Like the fate of the world literally hangs on ending belief in theism? But really, how does one go about "requiring" someone to have evidence for their "outrageous claims"? A requirement for what, exactly?

Quote:
Christians believe that beating a man to a pulp and nailing him to a cross somehow solves all the world's problems. Beyond Belief Media does not."

Taking any unique facet of a belief system out of its original context is always an effective way to make it appear unreasonable. Cheap shot. But that's a debate for another time. Eye-wink

Quote:
Little do you realize that your resorting to mental and psychological coercion in your post here as well.

The imagery I use here is intended to offer a reflection of what these tactics really look like from where I sit. Whether this is really necessary to make the correlations more clear is never easy to tell. Nonetheless, my apologies if my writing comes off as excessively derisive.

Quote:
So we can call you a hypocrite...

But before calling me the hypocrite here, note I'm not the one advocating ridicule as a matter of principle! I'm not talking about our habitual mannerisms (which in many cases are difficult to control at times), rather what I'm critiquing here is an official stance Waroneaster.org has taken to advocate a what appears to be a fallacious move as a legitimate means to "save the world".
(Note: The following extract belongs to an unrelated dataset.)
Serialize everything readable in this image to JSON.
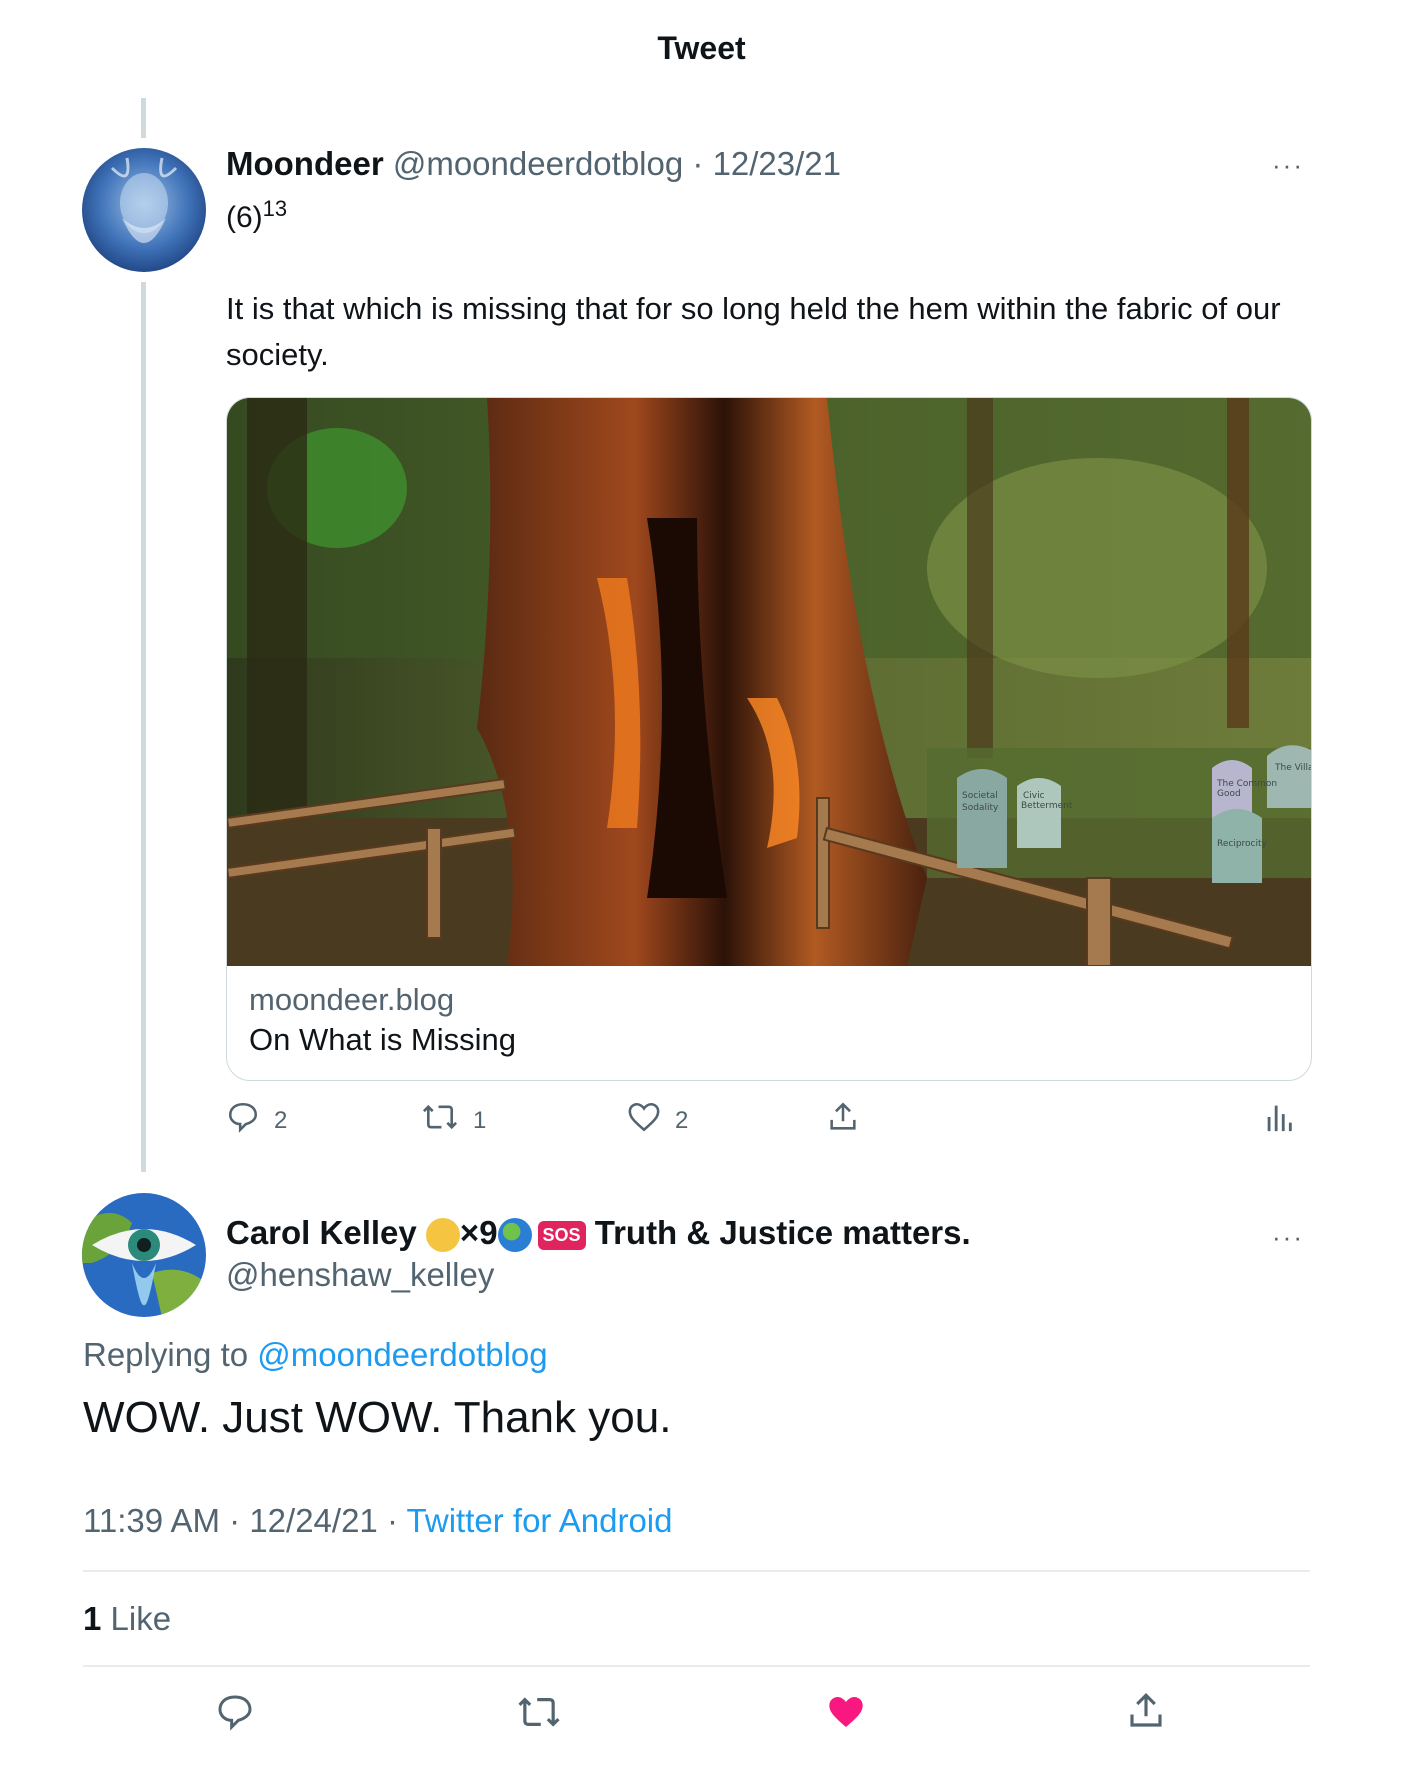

Christians may often fail to meet the standard they intend to uphold, but by no means do I see any justification for using ridicule as a tool for evangelism. The tactic I'm targeting just doesn't seem to rise to the level of intellectual respectability,